● **Description of the task**:
The answer must be every line from the entries below that includes "active".

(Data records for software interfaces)
────

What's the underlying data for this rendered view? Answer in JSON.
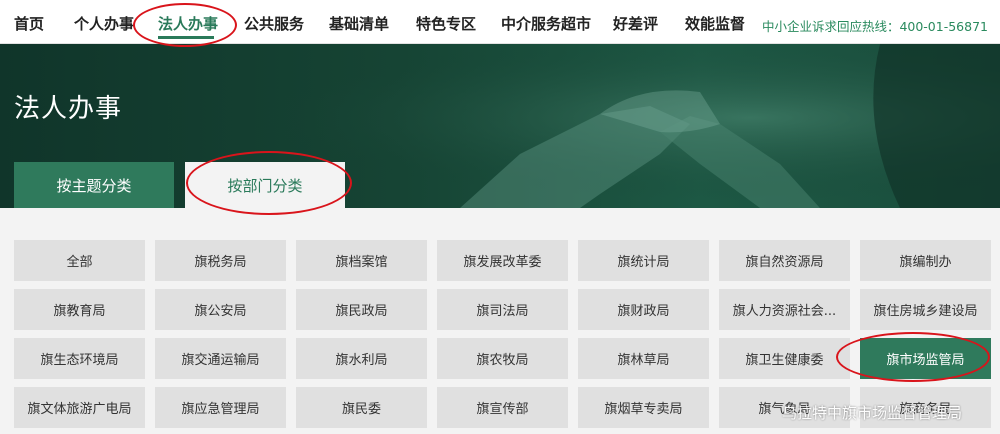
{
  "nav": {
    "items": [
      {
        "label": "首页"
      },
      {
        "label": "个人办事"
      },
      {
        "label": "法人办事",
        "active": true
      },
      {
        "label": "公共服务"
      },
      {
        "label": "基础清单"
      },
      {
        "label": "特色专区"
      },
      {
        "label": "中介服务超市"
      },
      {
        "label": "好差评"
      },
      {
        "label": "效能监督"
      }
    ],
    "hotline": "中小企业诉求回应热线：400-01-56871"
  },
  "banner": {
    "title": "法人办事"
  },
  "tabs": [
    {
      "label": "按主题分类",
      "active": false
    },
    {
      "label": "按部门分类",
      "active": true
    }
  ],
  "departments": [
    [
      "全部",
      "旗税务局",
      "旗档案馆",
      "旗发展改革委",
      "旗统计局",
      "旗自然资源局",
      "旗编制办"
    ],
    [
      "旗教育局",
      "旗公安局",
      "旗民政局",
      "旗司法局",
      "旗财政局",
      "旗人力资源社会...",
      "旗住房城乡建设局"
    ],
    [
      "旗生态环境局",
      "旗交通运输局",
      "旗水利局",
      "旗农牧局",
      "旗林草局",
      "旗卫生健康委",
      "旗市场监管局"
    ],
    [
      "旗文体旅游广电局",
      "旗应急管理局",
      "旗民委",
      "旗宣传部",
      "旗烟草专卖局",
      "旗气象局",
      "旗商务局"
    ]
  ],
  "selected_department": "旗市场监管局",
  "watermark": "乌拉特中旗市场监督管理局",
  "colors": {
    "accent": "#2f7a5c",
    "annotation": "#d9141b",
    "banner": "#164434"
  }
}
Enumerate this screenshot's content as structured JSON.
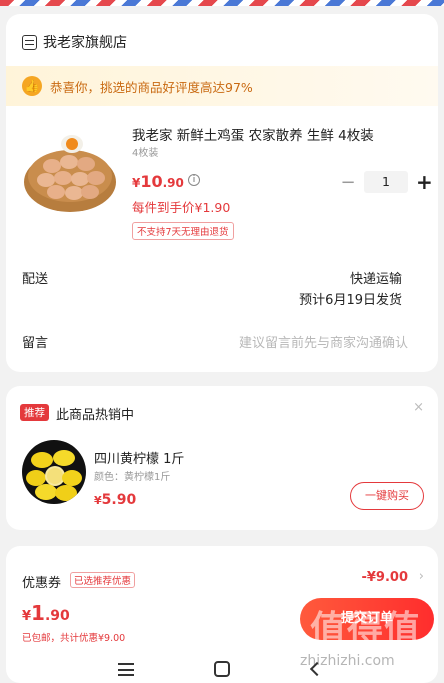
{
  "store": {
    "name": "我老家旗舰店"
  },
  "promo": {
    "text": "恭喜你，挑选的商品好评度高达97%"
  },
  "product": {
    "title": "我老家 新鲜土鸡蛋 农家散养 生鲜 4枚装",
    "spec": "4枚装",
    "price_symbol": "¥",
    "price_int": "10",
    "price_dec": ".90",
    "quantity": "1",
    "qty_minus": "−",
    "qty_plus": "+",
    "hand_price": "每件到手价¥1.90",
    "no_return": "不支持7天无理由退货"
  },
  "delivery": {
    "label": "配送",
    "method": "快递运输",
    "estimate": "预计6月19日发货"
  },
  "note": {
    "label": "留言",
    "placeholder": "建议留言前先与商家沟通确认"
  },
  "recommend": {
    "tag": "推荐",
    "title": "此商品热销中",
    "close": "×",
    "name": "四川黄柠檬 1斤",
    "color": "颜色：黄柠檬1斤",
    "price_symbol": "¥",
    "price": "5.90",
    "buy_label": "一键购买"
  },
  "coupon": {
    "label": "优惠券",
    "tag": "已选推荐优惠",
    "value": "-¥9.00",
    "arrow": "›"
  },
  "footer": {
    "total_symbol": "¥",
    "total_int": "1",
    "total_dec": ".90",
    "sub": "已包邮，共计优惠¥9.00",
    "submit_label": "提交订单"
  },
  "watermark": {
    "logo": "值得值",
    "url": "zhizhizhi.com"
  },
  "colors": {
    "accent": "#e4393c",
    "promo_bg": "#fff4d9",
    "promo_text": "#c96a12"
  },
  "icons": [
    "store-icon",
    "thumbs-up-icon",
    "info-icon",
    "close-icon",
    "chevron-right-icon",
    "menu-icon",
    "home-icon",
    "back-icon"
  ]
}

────

● **Output for this exercise**:
        "active": true
      "active": false
      "active": true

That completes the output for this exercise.